DIRECTIONS => Could you reproduce every entry as it stands, leaving the pictures behind?

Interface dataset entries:
_ _ _ _ _
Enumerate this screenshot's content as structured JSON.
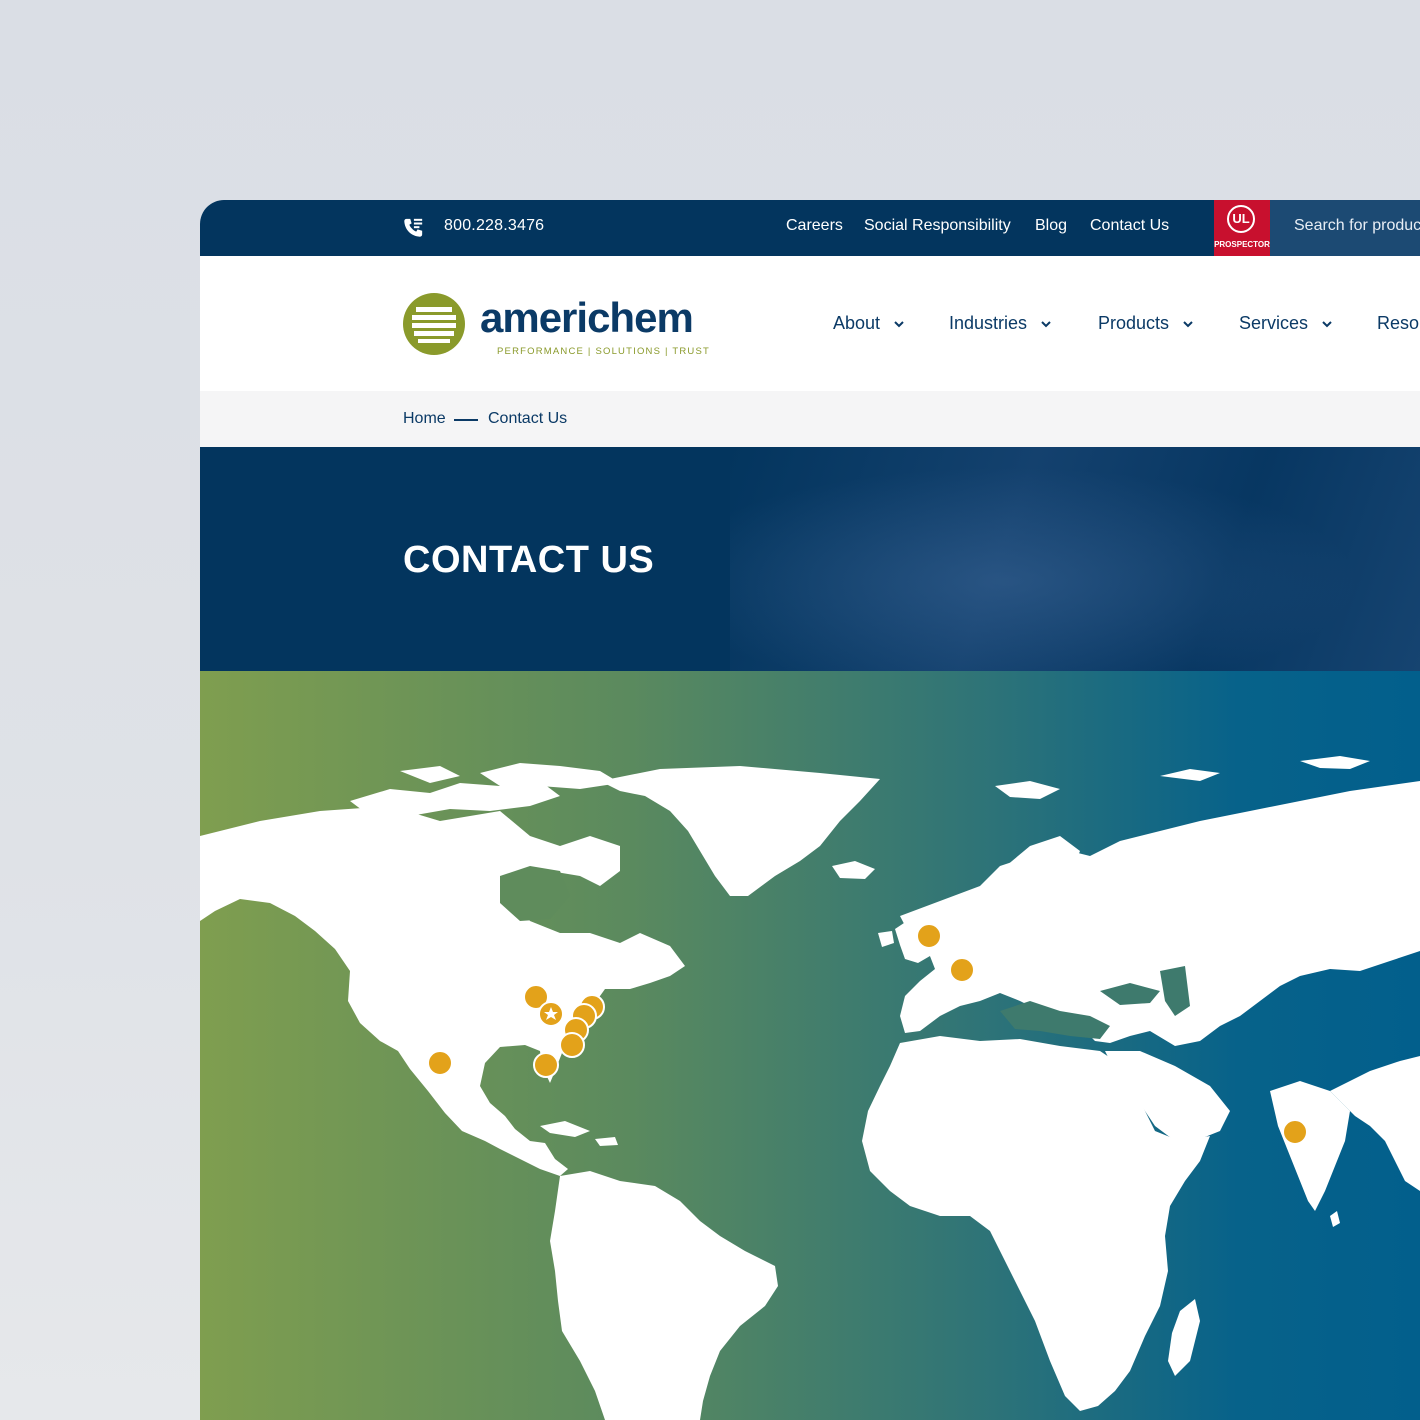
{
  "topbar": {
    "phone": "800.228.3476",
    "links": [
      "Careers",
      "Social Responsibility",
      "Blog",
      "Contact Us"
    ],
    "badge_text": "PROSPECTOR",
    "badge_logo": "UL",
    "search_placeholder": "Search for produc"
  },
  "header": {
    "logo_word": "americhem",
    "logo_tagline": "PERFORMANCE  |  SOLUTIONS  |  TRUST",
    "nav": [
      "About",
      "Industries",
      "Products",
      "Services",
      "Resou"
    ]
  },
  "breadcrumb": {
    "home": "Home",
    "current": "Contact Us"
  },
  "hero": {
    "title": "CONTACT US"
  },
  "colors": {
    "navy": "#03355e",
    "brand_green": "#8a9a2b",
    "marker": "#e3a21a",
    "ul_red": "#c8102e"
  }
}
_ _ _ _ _
EXERCISE RESPONSE =>
Enumerate this screenshot's content as structured JSON.
{
  "topbar": {
    "phone": "800.228.3476",
    "links": [
      "Careers",
      "Social Responsibility",
      "Blog",
      "Contact Us"
    ],
    "badge_text": "PROSPECTOR",
    "badge_logo": "UL",
    "search_placeholder": "Search for produc"
  },
  "header": {
    "logo_word": "americhem",
    "logo_tagline": "PERFORMANCE  |  SOLUTIONS  |  TRUST",
    "nav": [
      "About",
      "Industries",
      "Products",
      "Services",
      "Resou"
    ]
  },
  "breadcrumb": {
    "home": "Home",
    "current": "Contact Us"
  },
  "hero": {
    "title": "CONTACT US"
  },
  "colors": {
    "navy": "#03355e",
    "brand_green": "#8a9a2b",
    "marker": "#e3a21a",
    "ul_red": "#c8102e"
  }
}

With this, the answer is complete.